And yes, this is coming from a designer with nearly two decades of professional experience. Graphic design doesn’t fix bad strategy.Graphic design doesn't fix bad #strategy. Click To Tweet
Content-heavy emails don’t perform as well as brand-centric alternatives. How do I know? It’s easy to test email effectiveness. You only need to know two metrics: your open and click rates.
From many years of email marketing experience, I’ve seen a clear trend in effectiveness. Less content and the right messaging improves both open rates and click rates.
Your open rate improves a little because messaging makes your ads clearer. The click rate significantly swells because simplicity removes friction and increases engagement.
It’s not uncommon to see 200-300% increases in clicks when rolling out a brand-centric email marketing strategy. Also, I’ve never seen a brand-centric email perform worse than a purely promotional alternative. You stand to lose nothing by adding messaging and reducing content.
Your conversion funnel
We’ve covered the brand-centric concept in depth. But why is it called an awareness campaign? Awareness isn’t just something that happens in your audience’s minds. It’s also the top of your conversion funnel.
The top five steps represent an online conversion funnel. The bottom three steps represent a traditional sales funnel. From my experience, the average small business doesn’t have sophisticated marketing systems. They can’t segment and target two funnels (let alone eight distinct conversion stages).
The beauty of brand messaging is that it works for all steps in the conversion and sales process. The email itself is a primer. It deals directly with awareness, interest, and engagement (hopefully your subscribers already trust you). From there, the goal is to turn the job over to your landing page.
Brand-centric ads have the most impact when email messaging and copywriting align with the content on your landing page. You sell with the email and tell with your website.
Basic psychology: People make emotional decisions. Afterward, they use logic to rationalize and corroborate their feelings. So appeal to their senses first (in the email). Then give them the rationale that supports their decision (on your landing, product, and service pages).

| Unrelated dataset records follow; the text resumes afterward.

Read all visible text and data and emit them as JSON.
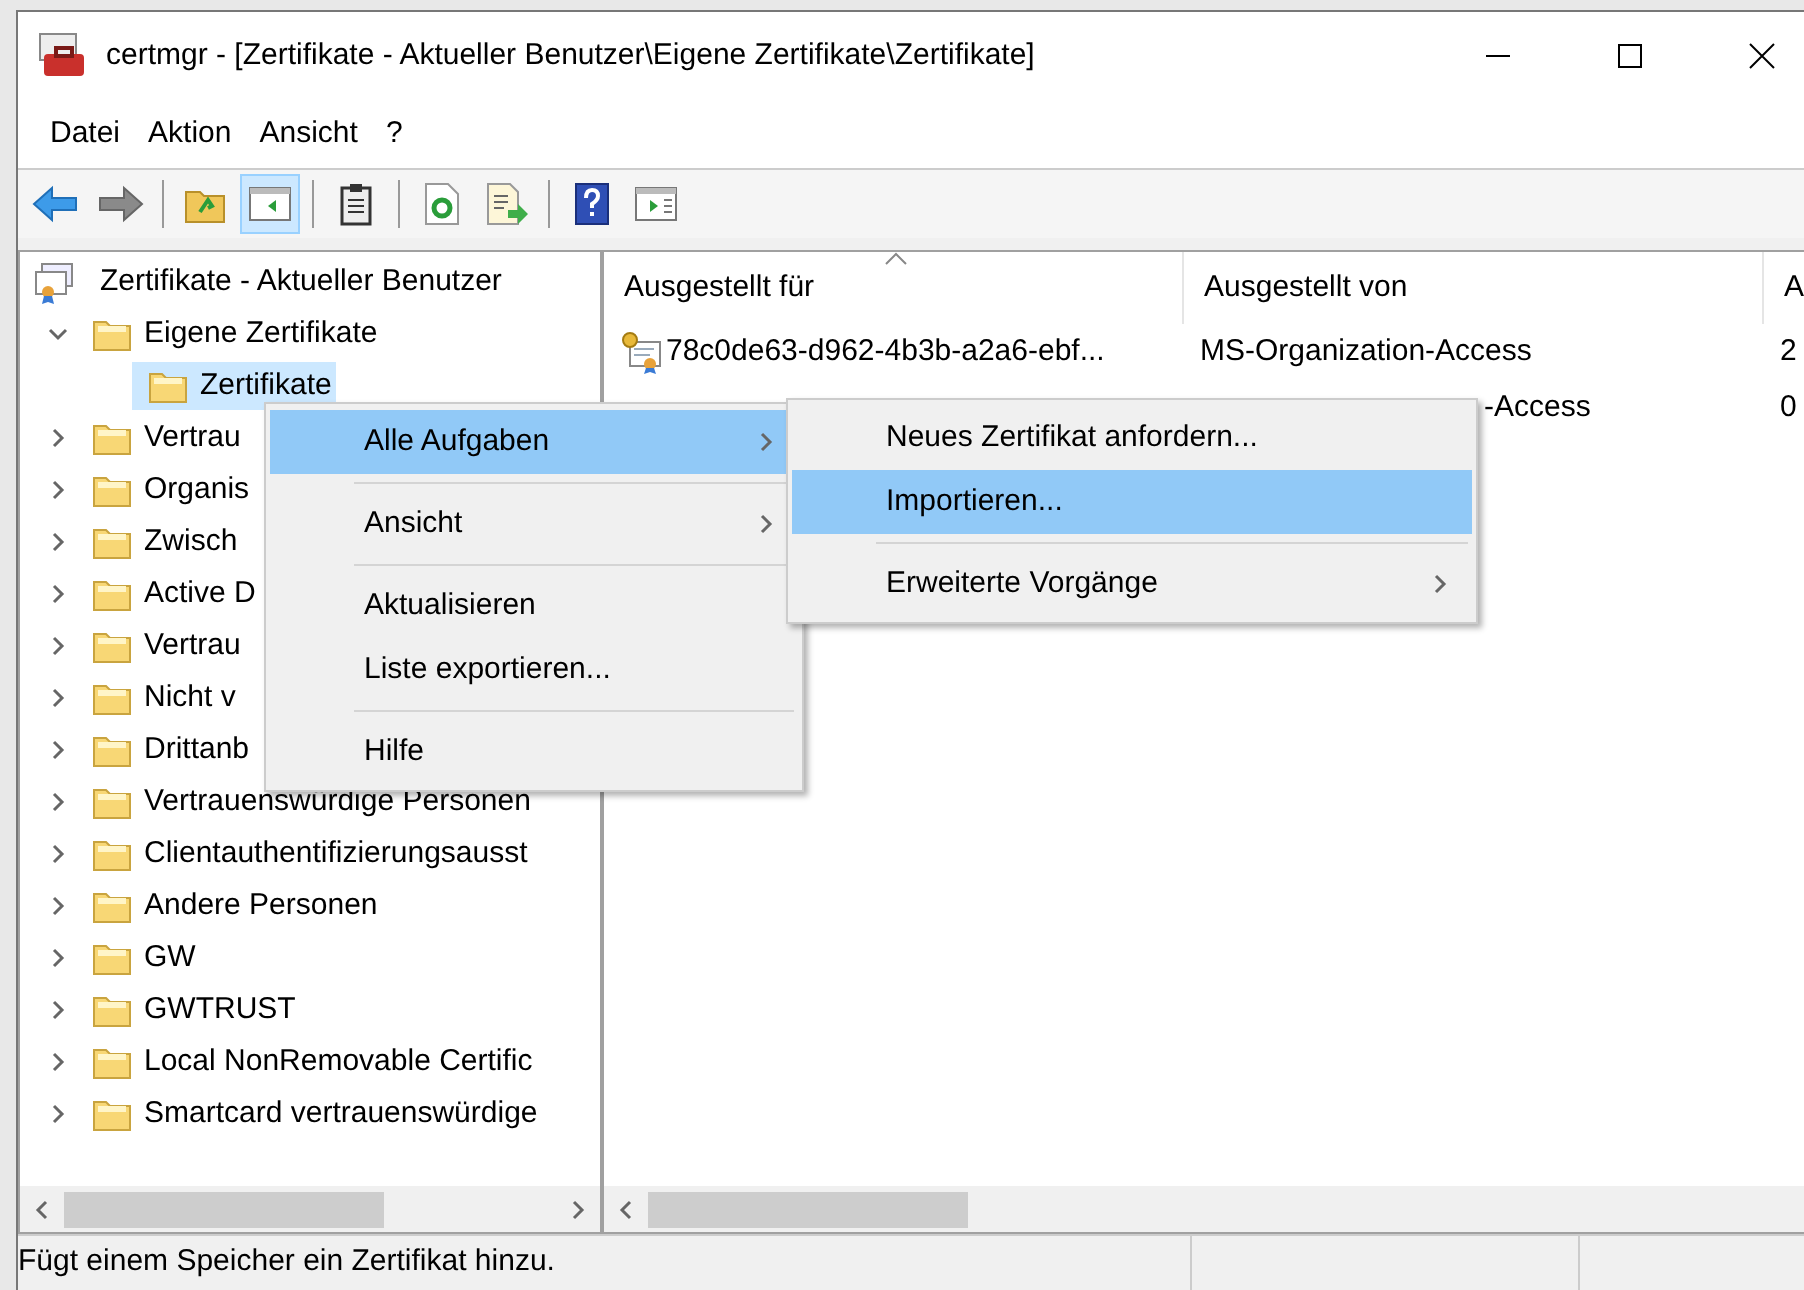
{
  "window": {
    "title": "certmgr - [Zertifikate - Aktueller Benutzer\\Eigene Zertifikate\\Zertifikate]"
  },
  "menu_bar": [
    "Datei",
    "Aktion",
    "Ansicht",
    "?"
  ],
  "toolbar": [
    {
      "kind": "back",
      "pressed": false
    },
    {
      "kind": "forward",
      "pressed": false
    },
    {
      "kind": "separator"
    },
    {
      "kind": "folder-up",
      "pressed": false
    },
    {
      "kind": "tree-pane",
      "pressed": true
    },
    {
      "kind": "separator"
    },
    {
      "kind": "clipboard",
      "pressed": false
    },
    {
      "kind": "separator"
    },
    {
      "kind": "refresh",
      "pressed": false
    },
    {
      "kind": "export",
      "pressed": false
    },
    {
      "kind": "separator"
    },
    {
      "kind": "help",
      "pressed": false
    },
    {
      "kind": "action-pane",
      "pressed": false
    }
  ],
  "tree": {
    "label": "Zertifikate - Aktueller Benutzer",
    "children": [
      {
        "label": "Eigene Zertifikate",
        "expanded": true,
        "selected": false,
        "children": [
          {
            "label": "Zertifikate",
            "selected": true
          }
        ]
      },
      {
        "label": "Vertrau",
        "expanded": false,
        "selected": false
      },
      {
        "label": "Organis",
        "expanded": false,
        "selected": false
      },
      {
        "label": "Zwisch",
        "expanded": false,
        "selected": false
      },
      {
        "label": "Active D",
        "expanded": false,
        "selected": false
      },
      {
        "label": "Vertrau",
        "expanded": false,
        "selected": false
      },
      {
        "label": "Nicht v",
        "expanded": false,
        "selected": false
      },
      {
        "label": "Drittanb",
        "expanded": false,
        "selected": false
      },
      {
        "label": "Vertrauenswürdige Personen",
        "expanded": false,
        "selected": false
      },
      {
        "label": "Clientauthentifizierungsausst",
        "expanded": false,
        "selected": false
      },
      {
        "label": "Andere Personen",
        "expanded": false,
        "selected": false
      },
      {
        "label": "GW",
        "expanded": false,
        "selected": false
      },
      {
        "label": "GWTRUST",
        "expanded": false,
        "selected": false
      },
      {
        "label": "Local NonRemovable Certific",
        "expanded": false,
        "selected": false
      },
      {
        "label": "Smartcard vertrauenswürdige",
        "expanded": false,
        "selected": false
      }
    ]
  },
  "table": {
    "columns": [
      "Ausgestellt für",
      "Ausgestellt von",
      "A"
    ],
    "rows": [
      {
        "cells": [
          "78c0de63-d962-4b3b-a2a6-ebf...",
          "MS-Organization-Access",
          "2"
        ],
        "icon": true
      },
      {
        "cells": [
          "",
          "-Access",
          "0"
        ],
        "icon": false
      }
    ]
  },
  "context_menu": [
    {
      "kind": "item",
      "label": "Alle Aufgaben",
      "submenu": true,
      "selected": true
    },
    {
      "kind": "separator"
    },
    {
      "kind": "item",
      "label": "Ansicht",
      "submenu": true,
      "selected": false
    },
    {
      "kind": "separator"
    },
    {
      "kind": "item",
      "label": "Aktualisieren",
      "submenu": false,
      "selected": false
    },
    {
      "kind": "item",
      "label": "Liste exportieren...",
      "submenu": false,
      "selected": false
    },
    {
      "kind": "separator"
    },
    {
      "kind": "item",
      "label": "Hilfe",
      "submenu": false,
      "selected": false
    }
  ],
  "submenu": [
    {
      "kind": "item",
      "label": "Neues Zertifikat anfordern...",
      "submenu": false,
      "selected": false
    },
    {
      "kind": "item",
      "label": "Importieren...",
      "submenu": false,
      "selected": true
    },
    {
      "kind": "separator"
    },
    {
      "kind": "item",
      "label": "Erweiterte Vorgänge",
      "submenu": true,
      "selected": false
    }
  ],
  "status_bar": {
    "text": "Fügt einem Speicher ein Zertifikat hinzu."
  }
}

So many sales people and marketers lead with rationale. The argument is always the same, “Our customers are so specialized that they just want the facts.” That’s not always true. Your customers are the same as everybody else. They’re people.
People choose with instinct and support their decisions with logic. Don’t forget that fleshy pump in the middle of your chest. That’s the real target.
OK, how do I make a brand-centric ad?
The easiest way to emphasize your brand is to shift your energies from content and design to copywriting and messaging. Remember, it’s the potency of your words that persuades people to take action. So create a simpler email with fewer, more distinct words.
Can you think of a single brand word for each of the following?
- Your core business
- Your audience objections
- Your unique solution
- Basic human desire
- Your audience expectations
- Your special sauce
- What motivates your audience
If you can isolate seven words, then you’re well on your way to brand messaging and brand-centric marketing.
Want to learn more about email marketing design? Check out 5 Design Tips for Better Looking Emails. You’re going to like the first two tips.